Methods: Retrospective review of the medical records and pathologic material for cases of spontaneous abortions seen at the University Hospital in Newark between January 1999 and March 2001 was undertaken. Stains for microorganisms were performed on archival placental tissue for cases with histologic acute chorioamnionitis.

Results: A total of 67 cases were available for review, of which 38 cases (56.7%) showed histologic acute chorioamnionitis, similar to the rates in one previous study, but significantly higher than those in the other (p = 0.01). Of 25 cases with histological chorioamnionitis for which appropriate fetal material was available, 13 cases (52%) showed polymorphonuclear leukocytes (PMNs) in the fetal lungs, one case (4%) showed PMNs in the fetal stomach, and seven cases (28%) showed PMNs in both the lung and the stomach.

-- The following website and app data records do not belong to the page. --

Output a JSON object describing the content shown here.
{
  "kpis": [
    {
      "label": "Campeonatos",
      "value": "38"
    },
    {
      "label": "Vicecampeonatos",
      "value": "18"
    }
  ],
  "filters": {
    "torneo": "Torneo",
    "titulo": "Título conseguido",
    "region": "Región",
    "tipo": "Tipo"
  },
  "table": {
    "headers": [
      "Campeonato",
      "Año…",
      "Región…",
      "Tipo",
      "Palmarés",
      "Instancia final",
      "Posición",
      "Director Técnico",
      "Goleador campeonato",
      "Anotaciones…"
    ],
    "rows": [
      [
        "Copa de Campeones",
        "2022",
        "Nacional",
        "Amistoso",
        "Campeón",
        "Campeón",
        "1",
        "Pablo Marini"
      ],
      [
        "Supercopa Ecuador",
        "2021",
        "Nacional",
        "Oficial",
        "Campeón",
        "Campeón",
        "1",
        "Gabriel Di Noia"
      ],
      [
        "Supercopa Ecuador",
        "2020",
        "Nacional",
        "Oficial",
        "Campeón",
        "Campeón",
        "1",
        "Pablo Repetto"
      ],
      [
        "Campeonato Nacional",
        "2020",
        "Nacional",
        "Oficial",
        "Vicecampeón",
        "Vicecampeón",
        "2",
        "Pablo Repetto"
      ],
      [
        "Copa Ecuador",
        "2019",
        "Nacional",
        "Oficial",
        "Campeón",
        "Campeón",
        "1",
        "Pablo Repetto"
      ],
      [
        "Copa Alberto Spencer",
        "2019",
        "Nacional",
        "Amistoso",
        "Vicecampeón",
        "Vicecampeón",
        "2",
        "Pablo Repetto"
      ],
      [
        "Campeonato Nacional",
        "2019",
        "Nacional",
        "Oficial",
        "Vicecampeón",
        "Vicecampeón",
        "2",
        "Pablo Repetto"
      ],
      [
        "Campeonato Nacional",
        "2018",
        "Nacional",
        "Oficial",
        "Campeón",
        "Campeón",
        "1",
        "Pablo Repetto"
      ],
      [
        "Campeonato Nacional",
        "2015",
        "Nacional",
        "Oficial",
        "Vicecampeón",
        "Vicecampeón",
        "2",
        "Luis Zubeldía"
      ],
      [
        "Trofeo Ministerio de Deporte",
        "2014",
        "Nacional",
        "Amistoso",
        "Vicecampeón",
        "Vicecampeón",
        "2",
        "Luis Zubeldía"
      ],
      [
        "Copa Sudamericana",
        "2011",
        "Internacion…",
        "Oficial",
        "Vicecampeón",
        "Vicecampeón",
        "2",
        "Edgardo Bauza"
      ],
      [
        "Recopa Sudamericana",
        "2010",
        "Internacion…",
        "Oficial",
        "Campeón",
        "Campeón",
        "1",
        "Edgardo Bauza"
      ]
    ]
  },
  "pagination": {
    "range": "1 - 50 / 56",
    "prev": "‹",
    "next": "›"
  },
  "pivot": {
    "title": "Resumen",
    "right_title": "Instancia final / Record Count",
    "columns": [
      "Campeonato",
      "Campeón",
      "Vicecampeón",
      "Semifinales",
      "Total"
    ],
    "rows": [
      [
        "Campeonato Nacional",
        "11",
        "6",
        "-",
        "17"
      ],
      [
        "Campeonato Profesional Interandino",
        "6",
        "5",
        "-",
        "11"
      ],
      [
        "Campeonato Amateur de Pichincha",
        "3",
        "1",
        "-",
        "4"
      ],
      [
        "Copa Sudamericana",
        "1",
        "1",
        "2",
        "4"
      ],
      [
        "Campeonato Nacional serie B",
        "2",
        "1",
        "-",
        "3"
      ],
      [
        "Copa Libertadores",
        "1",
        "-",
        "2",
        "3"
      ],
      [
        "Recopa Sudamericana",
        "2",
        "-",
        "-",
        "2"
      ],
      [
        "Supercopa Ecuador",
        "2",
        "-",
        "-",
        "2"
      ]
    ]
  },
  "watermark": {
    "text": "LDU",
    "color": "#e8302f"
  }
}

Of the 38 cases with chorioamnionitis, Gram stains showed Gram-positive cocci in six cases, two of which were culture positive for group B streptococcus. Warthin–Starry stains showed filamentous organisms consistent with Fusobacterium sp. in the placenta in three cases.

Conclusions: Acute chorioamnionitis is associated with second-trimester pregnancy loss at this inner-city hospital, and may be related to the high incidence of risk factors in this population. A small proportion of cases can be further characterized by the inclusion of Gram and Warthin–Starry stains in the evaluation. Selection of cases with histologic acute chorioamnionitis for further study with special stains may provide additional information on the causative organism.